On Friday October 22nd 1869 a correspondent, possibly Mr Vincent Bird, the Company secretary, wrote to the Western Morning News to explain the problems the Company were having and that they had decided not to formally comment in the hope that the bother would die down.  He explained that the Company did intend to run the service and not only to Cremyll and Millbrook but to Cawsand and Kingsand also.

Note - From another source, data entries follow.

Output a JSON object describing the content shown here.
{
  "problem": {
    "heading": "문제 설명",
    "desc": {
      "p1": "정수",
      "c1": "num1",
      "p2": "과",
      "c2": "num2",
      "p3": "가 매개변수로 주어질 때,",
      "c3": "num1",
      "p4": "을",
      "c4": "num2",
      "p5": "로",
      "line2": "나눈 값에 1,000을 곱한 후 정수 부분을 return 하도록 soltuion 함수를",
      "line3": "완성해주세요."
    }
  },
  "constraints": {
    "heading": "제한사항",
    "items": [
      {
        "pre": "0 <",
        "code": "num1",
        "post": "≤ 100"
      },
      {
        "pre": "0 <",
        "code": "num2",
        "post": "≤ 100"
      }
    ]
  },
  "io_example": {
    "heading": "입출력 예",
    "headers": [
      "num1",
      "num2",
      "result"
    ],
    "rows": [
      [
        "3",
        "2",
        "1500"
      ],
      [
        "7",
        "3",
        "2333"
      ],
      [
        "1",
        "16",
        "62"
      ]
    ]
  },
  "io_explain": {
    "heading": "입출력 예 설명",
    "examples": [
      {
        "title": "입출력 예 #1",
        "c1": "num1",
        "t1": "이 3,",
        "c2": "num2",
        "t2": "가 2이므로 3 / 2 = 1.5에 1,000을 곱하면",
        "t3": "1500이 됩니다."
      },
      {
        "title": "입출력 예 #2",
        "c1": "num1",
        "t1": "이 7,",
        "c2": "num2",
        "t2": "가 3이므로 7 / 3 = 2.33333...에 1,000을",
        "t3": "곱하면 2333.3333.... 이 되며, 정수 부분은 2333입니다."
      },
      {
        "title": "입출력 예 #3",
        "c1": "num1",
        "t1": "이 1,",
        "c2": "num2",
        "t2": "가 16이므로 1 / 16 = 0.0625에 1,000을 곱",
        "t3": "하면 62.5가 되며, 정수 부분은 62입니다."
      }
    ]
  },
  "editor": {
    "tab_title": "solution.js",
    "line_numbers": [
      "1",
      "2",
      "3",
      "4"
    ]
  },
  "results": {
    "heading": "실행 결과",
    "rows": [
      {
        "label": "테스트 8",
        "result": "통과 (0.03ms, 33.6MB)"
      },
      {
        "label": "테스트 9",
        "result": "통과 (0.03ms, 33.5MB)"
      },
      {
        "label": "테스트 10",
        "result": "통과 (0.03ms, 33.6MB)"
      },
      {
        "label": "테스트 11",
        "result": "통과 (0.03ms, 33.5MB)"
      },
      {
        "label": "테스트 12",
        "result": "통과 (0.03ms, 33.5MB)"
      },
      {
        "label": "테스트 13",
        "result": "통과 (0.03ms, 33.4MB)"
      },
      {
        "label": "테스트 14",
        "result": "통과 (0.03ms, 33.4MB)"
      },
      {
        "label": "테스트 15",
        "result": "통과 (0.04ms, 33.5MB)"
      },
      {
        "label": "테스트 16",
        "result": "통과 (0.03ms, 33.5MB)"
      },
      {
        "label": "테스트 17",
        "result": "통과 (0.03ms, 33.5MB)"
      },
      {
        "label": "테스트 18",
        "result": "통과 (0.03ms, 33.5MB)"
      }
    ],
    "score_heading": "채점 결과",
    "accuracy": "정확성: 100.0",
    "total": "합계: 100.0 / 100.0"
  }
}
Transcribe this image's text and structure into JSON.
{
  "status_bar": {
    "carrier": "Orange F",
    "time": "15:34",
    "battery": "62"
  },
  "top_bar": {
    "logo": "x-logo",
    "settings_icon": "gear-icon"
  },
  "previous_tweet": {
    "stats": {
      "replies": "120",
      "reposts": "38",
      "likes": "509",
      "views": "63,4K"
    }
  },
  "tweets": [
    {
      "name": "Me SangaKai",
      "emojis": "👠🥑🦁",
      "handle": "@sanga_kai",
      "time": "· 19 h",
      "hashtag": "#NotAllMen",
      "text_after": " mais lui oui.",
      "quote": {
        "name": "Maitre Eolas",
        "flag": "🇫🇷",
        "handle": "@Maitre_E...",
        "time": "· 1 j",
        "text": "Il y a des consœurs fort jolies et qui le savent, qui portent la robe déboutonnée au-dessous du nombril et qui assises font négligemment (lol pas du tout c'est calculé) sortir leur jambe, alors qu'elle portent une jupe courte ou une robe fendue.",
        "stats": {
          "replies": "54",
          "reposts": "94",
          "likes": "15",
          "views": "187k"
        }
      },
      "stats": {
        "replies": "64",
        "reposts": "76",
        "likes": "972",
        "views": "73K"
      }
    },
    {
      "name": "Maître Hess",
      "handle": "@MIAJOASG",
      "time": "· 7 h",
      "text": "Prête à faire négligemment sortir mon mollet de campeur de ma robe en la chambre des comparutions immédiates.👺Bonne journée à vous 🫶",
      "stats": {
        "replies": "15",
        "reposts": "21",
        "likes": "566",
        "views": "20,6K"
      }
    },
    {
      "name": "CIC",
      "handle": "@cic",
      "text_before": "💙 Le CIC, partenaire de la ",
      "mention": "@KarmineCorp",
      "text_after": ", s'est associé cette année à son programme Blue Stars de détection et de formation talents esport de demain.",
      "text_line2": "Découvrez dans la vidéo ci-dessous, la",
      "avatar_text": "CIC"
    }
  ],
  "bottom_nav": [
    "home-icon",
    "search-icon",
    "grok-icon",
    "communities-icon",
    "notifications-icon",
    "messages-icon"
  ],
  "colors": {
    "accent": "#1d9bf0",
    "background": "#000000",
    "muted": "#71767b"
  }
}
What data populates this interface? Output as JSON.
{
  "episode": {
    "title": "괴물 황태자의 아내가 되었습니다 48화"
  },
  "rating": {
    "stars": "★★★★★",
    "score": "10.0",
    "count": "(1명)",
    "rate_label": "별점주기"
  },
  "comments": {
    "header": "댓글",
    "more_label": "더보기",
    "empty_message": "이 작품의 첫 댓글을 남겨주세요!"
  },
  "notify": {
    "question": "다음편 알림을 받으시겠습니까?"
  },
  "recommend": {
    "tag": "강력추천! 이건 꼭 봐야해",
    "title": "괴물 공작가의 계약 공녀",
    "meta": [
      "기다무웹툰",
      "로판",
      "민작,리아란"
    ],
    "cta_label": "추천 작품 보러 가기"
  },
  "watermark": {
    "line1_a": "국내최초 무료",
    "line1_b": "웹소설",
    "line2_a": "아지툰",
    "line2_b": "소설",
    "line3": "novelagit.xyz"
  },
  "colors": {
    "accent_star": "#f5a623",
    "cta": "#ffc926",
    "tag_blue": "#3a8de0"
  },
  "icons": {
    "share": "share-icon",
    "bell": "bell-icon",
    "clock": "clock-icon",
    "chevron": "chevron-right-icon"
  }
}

The Company made a huge loss over the winter period and in January 1870 issued a further 100 shares to raise capital.  Unfortunately there is no evidence that the boats did actually operate.  Then on Saturday June 4th 1870 came the Notice that Mr T Hainsellin, of 1 Saint Aubyn Street, Devonport, had been authorised to sell by auction the "Elfin" at Mr Hingston's Yard, Richmond Walk, at 3pm on Thursday June 9th 1870.  From this notice we gather that the screw steam boat was about 45 feet in length, displaced 17 tonnes, was licensed to carry 53 passengers, and had a canopy aft.  It transpired from the report of the auction that the boat was in fact built by Mr Ridley, at the Frank's Quarry shipbuilding yard, Mount Edgcumbe, and had engines supplied by the Plymouth Foundry Company.  It originally cost £300 but was sold at the auction for £145 to Mr George Cox of the Manor Office, East Stonehouse.  Interestingly, the auctioneer gave the reason for the failure of the ferry service as the vessel's 'non adaptation for passenger traffic, there not being sufficient protection from the smoke and dirt caused by the machinery'.  The auction report does refer to the "Elfin" as 'lately running between Mutton Cove, Devonport, Cremyll, and Millbrook' so it looks like she did provide a ferry service for a short while.  The sale was followed on Thursday June 16th 1870 by a Public Notice calling for those people with claims against the Company to contact Mr W C Walker.  Clearly the Devonport Steamboat Company was being legally wound-up.

CONTINUE TO Millbrook Ferry (Pedestrian), 1885-1970s), the service started by Mr John Parson (1852-1934).